Soprano Lauren Michelle takes a slightly more nihilistic tack when asked if she thinks institutions will stop putting in the work now that a “good guy” is the American head of state. “Absolutely, of course. They’re going to go back,” she says with blunt incredulity. “That’s the danger in all of this, right?”
And she is right. It’s funny, though, because if the classical music establishment adores anything, it’s messages of hope and unity and togetherness and collective reverence for the sublime potential of human creativity. Optimism is so thoroughly baked into the rich pastry crust that is classical music, that attempting to take it out would destroy the pie. But maybe we should. As Michelle argues, the historical record makes it very hard to hope about any kind of progress, let alone progress concerning classical music. Some people may hate “making everything about slavery,” but here’s the thing about a place like America: You kind of have to.
In Michelle’s estimation, the counterpoint to slave mentality—“master mentality”—does not get discussed enough. She defines it as a set of coping mechanisms and survival tactics that were developed to succeed in a world where people were legal property; you had to tell yourself something so you could sleep at night. These get passed down generationally, and one doesn’t simply snap out of it. “There are people who can call themselves allies,” she said. “They want their organization to move forward. And unfortunately, they’re going to be stopped by these ideas that were just passed down, and they don’t even realize that happens.”
But if the maintenance of the artistic systems is inexorably linked to the psychology of antebellum America, then what were they trying to achieve by “waking up” these past four years—especially the late spring and early summer of 2020? Was it politically expedient? Michelle thinks so: “I think a majority of the organizations were just posing because they’re afraid of backlash.” But she did leave me with a metaphor packages this conundrum neatly. And it has to do with the gym.
In a few weeks, we’ll be welcoming 2021, and no doubt many people will declare new fitness goals and training regimens. By spring, many will fail. This is to be expected, because both imagining yourself post-goal and planning and committing to something new are infinitely more pleasurable than actually putting in that work. Culturally, Michelle likens all sorts of institutions—not just classical music—as entrants on a new fitness challenge, and undoubtedly, most will fail. Classical music is unique among them because, in her opinion, “I don’t think that industries are even realizing that they got a gym membership, and they’re not going to go. We’re not even really in a place of understanding our truth to even seek the kind of help that we would need to be able to get through it.”
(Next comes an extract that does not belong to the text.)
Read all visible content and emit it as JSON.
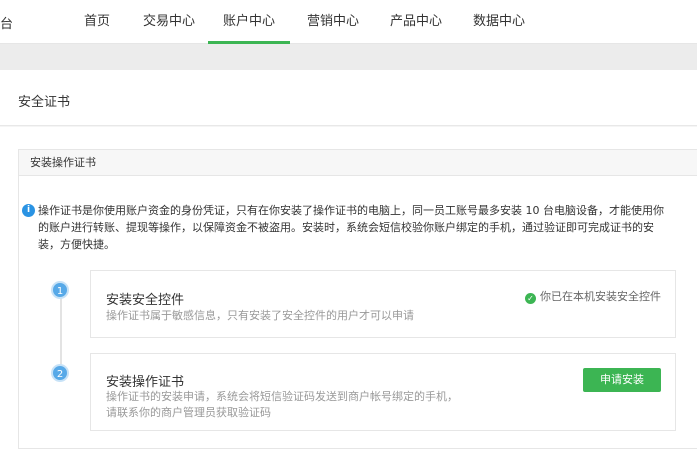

Trump’s exit from the White House is no doubt cause for millions to breathe a sigh of relief, whether because he can no longer use the bully pulpit to advance ghoulish conspiracy theories, a grade-school understanding of science, or to enable hate crime. Just because he’s gone, doesn’t mean those things are going away. For many of us, the outrage we poured onto the streets was not a fad. We have to be real and say what it was. The gatekeepers would be wise to understand that distinction and be clear about where they stand, lest we queue a requiem and wonder aloud: Who Will Survive in America? ¶